Brentford football club helps Muslim charity tackle food poverty
Football fans may be disappointed by the recent spate of match postponements due to the Covid outbreak, but a Muslim charity benefited from Brentford's cancelled match against Manchester United last week.
The Bees donated food and packed lunches from their postponed game to the Open Kitchen in Hounslow - an initiative run by Muslim hands that helps tackle food poverty in West London.
Brentford were due to play United on Tuesday 14 December, but the Premier League cancelled the game because of a Covid outbreak in the United squad.
Much of the food for the fixture was already in the stadium so, instead of seeing it go to waste, Brentford donated the lunches to the Open Kitchen.
Muslim Hands said the donation helped feed over 150 people, including families from low-income households, those experiencing homelessness and refugees who visit the kitchen every day.
"We were overwhelmed by the generosity of Brentford FC to make this donation," said Ehsan Choudhry, the Open Kitchen Manager in Hounslow.
"Not only did the donation help feed our service users but being a well-known professional football club, their position and standing in our community will encourage fans from all generations and walks of life to support vital projects like the Open Kitchen.
"It removes the stigma around people seeking support, encourages conversation and signposts where support can be found."
The Muslim Hands Open Kitchen
Food poverty is growing in the UK, with 1 in 5 people struggling to put food on the table.

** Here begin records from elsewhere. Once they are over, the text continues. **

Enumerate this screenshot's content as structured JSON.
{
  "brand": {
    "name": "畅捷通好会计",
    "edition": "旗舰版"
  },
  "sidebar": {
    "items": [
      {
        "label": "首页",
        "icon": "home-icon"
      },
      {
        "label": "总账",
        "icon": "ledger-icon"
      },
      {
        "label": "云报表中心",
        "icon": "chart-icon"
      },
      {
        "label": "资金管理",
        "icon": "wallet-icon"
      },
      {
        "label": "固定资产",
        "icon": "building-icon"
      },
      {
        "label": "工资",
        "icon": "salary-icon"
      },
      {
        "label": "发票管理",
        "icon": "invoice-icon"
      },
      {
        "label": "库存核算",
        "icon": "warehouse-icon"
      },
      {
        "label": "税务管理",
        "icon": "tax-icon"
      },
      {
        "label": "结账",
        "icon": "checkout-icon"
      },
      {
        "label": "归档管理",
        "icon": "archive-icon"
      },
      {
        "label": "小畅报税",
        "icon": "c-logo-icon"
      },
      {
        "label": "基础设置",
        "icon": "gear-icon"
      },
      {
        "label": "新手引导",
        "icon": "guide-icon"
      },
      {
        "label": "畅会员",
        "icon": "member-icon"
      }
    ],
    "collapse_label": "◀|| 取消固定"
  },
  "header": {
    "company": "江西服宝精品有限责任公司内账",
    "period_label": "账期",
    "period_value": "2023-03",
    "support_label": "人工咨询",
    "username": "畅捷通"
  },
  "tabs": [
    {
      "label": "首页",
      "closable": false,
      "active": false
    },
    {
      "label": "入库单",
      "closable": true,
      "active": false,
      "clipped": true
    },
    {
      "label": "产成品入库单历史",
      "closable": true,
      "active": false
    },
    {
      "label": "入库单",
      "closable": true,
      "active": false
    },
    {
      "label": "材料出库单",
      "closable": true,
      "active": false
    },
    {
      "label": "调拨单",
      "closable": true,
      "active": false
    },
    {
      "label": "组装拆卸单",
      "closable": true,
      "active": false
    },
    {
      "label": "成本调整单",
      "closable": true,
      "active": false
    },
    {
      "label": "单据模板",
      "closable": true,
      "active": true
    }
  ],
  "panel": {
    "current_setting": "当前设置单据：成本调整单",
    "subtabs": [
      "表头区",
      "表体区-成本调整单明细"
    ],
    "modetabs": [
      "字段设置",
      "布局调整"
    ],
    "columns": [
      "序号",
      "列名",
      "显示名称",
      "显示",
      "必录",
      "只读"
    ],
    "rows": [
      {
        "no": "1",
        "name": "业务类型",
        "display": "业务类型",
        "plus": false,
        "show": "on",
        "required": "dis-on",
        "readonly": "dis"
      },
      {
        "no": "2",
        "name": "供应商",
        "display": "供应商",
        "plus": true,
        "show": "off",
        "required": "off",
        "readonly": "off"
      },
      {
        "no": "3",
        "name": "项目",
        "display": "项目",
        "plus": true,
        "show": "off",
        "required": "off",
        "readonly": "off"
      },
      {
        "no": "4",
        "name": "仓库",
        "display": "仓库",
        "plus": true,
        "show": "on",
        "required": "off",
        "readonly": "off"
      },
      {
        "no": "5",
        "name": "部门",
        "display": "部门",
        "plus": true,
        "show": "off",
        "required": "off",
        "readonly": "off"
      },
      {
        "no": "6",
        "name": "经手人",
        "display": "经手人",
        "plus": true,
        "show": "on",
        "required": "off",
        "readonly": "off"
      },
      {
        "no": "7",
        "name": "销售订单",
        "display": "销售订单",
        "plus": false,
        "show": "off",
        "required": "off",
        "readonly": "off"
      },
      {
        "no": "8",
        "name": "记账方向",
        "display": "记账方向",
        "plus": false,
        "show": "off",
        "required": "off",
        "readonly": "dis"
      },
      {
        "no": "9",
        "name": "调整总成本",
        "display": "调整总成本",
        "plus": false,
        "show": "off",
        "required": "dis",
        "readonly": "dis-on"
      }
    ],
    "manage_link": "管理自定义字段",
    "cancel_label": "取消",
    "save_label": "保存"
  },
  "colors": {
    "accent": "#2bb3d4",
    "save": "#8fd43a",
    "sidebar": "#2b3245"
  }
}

It was one of the reasons why Muslim Hands opened its kitchen in December 2018.
The Open Kitchen has served over 200,000 hot meals to rough sleepers, low-income families and needy children in Hounslow.
Run by locals, it welcomes everyone and provides food to take away every day, including bank holidays.
"The Open Kitchen is a testament to our Islamic faith, where we are reminded of the teachings of the Prophet Muhammad (PBUH), that he is not a believer whose stomach is filled while his neighbour goes hungry," said Ehsan.
"We have seen the Muslim community across the UK really step up during the pandemic, whether it is through volunteering or donating to important causes like the Open Kitchen, that support people from all walks of life regardless of faith and background.
"We are proud of the legacy that we have planted in the heart of Hounslow, which we owe to our dedicated and hardworking volunteers and supporters like Brentford FC."
Tackling food poverty in the community
Muslim Hands said it wants to build a partnership with Brentford Football Club to help more people and raise awareness of food poverty in the UK.
Jon Varney, Brentford FC Chief Executive, said the postponement of their game with Manchester United was disappointing.
"But there is always a way to turn bad news into good by being able to work with our friends at the Muslim Hands UK Open Kitchen in Hounslow," he added.
"We had a lot of food that would have gone to waste and it has now found a good home.
“Muslim Hands UK do great work tackling food poverty in the local area and we were very pleased we could help. We consider ourselves a very important part of the community in our part of London and this is just one way we can assist.”
If you want to support the Open Kitchen through donations or by volunteering visit muslimhands.org.uk